13. Livestock on the Move in Eastern Africa Improving Policy and Governance through Economics

Sunday 25 September 1100 - 1230 


Session Organizer: Ugo Pica-Ciamarra, FAO

Chair Maria Mashingo, Permanent Secretary, Livestock – Tanzania Ministry of Agriculture, Livestock and Fisheries

Presenters Paul Gamba, Egerton University; Longin Nsiima, Tanzania Ministry of Agriculture, Livestock and Fisheries; Florian Blum, London School of Economics

Symposium focus and structure: This symposium focuses on the microeconomics that helps decision-makers to improve livestock sector policy and governance, allowing them to design in detail and implement in practice interventions that tap into the major development opportunities that the livestock sector offers.

The economics that improves livestock sector policy and governance measures poverty and well-being and understands their determinants, including the role of livestock. Continue reading

14. Science, Technology and Innovation in Transforming African Smallholder Agriculture—

The Need for Greater Rural Innovation Capacity

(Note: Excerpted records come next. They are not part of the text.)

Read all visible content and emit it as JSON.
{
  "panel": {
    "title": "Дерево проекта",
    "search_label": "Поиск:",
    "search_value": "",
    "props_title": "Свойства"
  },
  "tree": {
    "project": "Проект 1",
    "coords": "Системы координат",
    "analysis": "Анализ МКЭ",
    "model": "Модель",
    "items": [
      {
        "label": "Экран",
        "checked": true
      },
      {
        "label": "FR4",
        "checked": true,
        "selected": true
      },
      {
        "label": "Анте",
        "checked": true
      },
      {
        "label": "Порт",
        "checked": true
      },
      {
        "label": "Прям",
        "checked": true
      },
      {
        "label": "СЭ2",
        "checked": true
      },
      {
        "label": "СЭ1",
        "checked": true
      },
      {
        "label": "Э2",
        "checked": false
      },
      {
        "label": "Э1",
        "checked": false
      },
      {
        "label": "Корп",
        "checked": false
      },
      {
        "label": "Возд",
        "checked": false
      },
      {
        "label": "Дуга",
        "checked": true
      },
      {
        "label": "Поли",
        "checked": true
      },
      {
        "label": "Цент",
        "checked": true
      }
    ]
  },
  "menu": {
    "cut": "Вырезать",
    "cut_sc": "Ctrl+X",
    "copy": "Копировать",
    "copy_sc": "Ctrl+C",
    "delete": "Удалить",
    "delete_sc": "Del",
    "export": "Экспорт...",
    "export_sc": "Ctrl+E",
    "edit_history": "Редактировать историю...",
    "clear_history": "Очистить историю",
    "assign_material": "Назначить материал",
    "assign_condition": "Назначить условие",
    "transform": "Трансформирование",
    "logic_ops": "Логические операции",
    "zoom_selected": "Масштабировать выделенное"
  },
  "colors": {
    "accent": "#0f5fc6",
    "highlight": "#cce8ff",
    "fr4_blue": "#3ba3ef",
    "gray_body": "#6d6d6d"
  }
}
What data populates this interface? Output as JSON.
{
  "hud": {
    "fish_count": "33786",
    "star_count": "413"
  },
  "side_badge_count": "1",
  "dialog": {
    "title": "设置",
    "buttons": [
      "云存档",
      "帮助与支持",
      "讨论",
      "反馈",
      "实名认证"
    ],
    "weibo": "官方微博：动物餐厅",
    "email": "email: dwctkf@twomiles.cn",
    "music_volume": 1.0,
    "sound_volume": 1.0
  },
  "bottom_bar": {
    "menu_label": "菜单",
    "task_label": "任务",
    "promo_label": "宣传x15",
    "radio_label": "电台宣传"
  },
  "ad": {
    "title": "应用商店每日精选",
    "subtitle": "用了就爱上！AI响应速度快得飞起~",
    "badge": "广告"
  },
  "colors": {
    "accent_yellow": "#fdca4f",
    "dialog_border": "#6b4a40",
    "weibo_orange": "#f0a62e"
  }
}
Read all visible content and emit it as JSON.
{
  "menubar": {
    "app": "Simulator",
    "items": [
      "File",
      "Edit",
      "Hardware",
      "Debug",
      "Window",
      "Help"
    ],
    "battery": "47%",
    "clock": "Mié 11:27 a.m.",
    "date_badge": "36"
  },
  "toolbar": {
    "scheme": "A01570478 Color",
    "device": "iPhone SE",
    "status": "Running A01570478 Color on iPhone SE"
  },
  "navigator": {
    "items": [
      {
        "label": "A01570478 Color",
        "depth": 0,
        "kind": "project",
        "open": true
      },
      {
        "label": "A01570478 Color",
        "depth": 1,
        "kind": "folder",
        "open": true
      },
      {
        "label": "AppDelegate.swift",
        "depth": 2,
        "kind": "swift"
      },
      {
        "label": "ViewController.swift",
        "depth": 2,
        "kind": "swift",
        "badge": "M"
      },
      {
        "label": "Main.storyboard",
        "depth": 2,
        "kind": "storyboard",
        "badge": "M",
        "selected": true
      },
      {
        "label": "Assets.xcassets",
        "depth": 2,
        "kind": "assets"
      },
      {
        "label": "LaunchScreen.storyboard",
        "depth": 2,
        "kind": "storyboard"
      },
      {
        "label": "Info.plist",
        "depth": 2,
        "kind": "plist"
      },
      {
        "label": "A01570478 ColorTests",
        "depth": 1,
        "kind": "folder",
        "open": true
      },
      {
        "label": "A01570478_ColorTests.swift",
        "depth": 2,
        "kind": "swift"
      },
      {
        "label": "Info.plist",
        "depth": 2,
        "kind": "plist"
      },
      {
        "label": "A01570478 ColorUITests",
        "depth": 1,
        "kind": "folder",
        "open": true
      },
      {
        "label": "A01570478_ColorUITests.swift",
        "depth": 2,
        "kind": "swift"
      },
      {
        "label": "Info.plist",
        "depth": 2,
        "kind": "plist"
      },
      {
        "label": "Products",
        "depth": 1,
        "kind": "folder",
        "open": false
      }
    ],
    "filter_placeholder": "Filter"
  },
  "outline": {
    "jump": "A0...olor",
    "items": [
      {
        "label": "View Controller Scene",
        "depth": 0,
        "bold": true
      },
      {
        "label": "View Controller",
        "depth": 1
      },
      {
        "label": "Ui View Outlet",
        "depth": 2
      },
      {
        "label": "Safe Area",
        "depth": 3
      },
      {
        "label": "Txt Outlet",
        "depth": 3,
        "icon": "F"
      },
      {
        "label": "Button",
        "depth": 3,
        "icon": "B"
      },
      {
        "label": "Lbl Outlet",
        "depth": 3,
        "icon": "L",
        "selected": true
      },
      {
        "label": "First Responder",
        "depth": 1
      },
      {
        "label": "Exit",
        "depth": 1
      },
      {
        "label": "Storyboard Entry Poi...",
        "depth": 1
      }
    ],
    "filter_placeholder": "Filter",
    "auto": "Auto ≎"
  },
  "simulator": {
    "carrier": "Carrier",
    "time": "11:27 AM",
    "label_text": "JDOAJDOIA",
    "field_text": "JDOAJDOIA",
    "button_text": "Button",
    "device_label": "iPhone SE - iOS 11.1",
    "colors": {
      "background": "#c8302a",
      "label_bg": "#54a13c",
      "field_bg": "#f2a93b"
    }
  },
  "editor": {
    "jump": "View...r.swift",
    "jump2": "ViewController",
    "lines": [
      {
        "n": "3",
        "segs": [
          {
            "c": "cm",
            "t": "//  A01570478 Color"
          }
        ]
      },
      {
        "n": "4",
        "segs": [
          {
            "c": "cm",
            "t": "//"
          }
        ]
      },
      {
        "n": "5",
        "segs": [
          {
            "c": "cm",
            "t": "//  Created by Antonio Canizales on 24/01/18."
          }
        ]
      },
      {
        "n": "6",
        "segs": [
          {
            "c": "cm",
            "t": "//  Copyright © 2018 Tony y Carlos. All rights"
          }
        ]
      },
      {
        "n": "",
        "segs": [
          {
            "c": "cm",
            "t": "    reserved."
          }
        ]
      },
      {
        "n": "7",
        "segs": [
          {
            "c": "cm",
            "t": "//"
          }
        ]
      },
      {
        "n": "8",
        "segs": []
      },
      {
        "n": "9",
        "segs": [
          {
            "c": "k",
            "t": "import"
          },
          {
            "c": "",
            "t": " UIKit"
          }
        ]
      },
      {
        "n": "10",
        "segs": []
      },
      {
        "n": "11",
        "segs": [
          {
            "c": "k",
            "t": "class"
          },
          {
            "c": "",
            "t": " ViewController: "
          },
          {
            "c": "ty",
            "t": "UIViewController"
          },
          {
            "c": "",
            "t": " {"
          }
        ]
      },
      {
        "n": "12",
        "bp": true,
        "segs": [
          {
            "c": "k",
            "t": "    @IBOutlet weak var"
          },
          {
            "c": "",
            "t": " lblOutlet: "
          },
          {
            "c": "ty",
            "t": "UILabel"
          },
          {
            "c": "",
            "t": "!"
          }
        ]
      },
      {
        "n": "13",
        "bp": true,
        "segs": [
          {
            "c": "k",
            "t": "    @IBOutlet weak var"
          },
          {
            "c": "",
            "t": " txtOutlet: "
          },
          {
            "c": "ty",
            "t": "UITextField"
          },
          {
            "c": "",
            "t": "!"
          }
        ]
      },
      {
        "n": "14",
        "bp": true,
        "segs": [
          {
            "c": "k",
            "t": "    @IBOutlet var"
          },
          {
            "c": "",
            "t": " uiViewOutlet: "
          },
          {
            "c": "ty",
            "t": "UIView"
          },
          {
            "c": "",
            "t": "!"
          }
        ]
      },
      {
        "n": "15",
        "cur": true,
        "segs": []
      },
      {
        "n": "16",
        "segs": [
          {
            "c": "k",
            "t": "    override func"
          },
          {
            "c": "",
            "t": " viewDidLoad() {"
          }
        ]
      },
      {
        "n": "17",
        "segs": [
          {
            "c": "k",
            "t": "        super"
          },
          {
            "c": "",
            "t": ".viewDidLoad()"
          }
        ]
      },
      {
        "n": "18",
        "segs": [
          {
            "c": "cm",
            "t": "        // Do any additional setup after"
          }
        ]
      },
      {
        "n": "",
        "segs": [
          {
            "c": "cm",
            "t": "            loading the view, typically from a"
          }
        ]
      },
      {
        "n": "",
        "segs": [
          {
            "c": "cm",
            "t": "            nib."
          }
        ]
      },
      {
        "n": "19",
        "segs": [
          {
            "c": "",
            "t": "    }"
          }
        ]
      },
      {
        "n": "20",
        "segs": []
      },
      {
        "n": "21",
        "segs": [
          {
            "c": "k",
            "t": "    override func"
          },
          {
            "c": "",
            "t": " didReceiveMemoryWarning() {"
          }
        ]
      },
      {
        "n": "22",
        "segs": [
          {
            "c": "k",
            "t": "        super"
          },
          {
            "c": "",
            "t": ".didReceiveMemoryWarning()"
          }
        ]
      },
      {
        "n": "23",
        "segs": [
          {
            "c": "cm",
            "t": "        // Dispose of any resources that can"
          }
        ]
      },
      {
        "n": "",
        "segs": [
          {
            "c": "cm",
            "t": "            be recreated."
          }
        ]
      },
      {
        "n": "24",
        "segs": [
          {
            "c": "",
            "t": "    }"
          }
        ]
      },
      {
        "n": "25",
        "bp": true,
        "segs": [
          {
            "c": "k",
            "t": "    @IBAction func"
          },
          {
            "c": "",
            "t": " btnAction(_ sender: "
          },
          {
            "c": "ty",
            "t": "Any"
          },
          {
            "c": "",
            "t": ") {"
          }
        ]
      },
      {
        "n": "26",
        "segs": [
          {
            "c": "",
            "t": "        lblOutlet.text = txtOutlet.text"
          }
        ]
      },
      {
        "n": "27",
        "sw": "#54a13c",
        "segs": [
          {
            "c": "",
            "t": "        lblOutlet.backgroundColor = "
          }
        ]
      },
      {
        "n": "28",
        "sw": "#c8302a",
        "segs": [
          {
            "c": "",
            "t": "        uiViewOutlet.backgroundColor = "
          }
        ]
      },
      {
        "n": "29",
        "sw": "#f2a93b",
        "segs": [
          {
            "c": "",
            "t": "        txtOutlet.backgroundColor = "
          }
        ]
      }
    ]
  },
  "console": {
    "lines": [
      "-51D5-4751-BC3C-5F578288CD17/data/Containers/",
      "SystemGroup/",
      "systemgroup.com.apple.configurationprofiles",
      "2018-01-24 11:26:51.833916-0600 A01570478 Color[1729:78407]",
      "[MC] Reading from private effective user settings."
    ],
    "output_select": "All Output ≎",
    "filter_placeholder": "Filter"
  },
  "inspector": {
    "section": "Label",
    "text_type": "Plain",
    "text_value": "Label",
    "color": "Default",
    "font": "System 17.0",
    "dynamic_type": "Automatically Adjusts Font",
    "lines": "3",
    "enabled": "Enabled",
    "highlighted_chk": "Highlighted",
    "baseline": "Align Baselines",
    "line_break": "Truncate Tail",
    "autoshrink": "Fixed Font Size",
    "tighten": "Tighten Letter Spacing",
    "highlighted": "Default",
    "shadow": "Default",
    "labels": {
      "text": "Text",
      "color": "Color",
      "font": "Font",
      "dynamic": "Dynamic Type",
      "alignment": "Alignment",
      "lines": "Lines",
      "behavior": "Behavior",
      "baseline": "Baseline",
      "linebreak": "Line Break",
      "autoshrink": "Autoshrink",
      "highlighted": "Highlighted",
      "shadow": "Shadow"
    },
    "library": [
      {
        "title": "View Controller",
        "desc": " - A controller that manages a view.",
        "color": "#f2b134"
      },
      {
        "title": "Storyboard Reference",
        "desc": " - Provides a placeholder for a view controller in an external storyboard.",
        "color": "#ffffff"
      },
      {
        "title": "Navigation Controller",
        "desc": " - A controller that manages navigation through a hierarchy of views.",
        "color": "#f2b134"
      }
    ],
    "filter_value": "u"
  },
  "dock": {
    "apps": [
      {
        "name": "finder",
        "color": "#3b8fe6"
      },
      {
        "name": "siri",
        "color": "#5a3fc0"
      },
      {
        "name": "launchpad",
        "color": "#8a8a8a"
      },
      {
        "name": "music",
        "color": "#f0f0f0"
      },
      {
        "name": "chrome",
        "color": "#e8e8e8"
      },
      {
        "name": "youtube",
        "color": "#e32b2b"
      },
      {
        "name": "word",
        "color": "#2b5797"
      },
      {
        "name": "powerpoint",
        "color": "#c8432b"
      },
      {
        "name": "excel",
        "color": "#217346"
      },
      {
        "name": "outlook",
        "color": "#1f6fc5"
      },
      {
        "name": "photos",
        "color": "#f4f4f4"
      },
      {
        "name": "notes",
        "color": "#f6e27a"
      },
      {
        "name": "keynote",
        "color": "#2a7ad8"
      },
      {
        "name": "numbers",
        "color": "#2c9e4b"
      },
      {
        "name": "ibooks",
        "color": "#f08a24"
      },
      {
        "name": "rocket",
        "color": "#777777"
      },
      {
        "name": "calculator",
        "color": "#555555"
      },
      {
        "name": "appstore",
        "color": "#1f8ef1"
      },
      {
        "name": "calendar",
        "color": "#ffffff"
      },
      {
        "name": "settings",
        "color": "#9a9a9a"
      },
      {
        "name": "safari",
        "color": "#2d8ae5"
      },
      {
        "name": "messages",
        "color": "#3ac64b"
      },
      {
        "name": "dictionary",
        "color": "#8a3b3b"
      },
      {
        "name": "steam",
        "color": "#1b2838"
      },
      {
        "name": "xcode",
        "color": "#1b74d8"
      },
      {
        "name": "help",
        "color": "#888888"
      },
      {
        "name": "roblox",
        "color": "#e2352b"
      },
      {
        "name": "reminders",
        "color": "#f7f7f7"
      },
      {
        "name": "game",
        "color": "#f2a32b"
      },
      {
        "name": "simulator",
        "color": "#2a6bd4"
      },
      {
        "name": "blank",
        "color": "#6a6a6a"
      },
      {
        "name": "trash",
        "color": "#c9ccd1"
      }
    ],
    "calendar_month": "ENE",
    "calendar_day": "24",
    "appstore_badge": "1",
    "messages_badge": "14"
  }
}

Monday 26 September 0830 - 1000 


Chair: Dr. David Spielman, IFPRI
Session organisers: John Lynam, Consultant; Nienke Beintema, ASTI/IFPRI

1. Paul Nampala: Human capital
2. Joseph Rusike: Institutional change
3. Michael Waithaka: Capacity within AIS 
4. Gert-Jan Stads: Investment capacity

Rationale: A critical requirement in transforming smallholder agriculture in Africa is increases in farm productivity, which remains low by international standards.  The constraints on smallholder productivity are an interacting set including underdeveloped input and output markets, lack of access to credit, and inadequate rural innovation capacity. Contextually appropriate technology, however, is the driver of increasing productivity with the other factors providing the incentives for the adoption of these technologies.  Continue reading


Monday 26 September 0830 - 1000 


Session organiser & Chair:  Olagoke Oladapo - Chief Agricultural Economist
Presenters & Discussants:
  1. Olagoke Oladapo : Chief Agricultural Economist
  2. Leandre Gbeli: Principal Agricultural Economist
  3. Mark Eghan : Agricultural Economist

Session Description: Agriculture is a major source of income in Africa; however, untapped agricultural potential has contributed to persistent poverty and deteriorating food security, resulting in a projected increase in the number of undernourished people from ~240m in 2015 to ~320m by 2025. Falling commodity prices for a broad range of natural resources are creating an increasing imperative for African nations to diversify their exports and reduce current account deficits. At the same time, increased food demand and changing consumption habits driven by demographic factors such as population growth and urbanization are leading to rapidly rising net food imports, which are expected to grow from US$35bn in 2015 to over US$110bn by 2025. Read more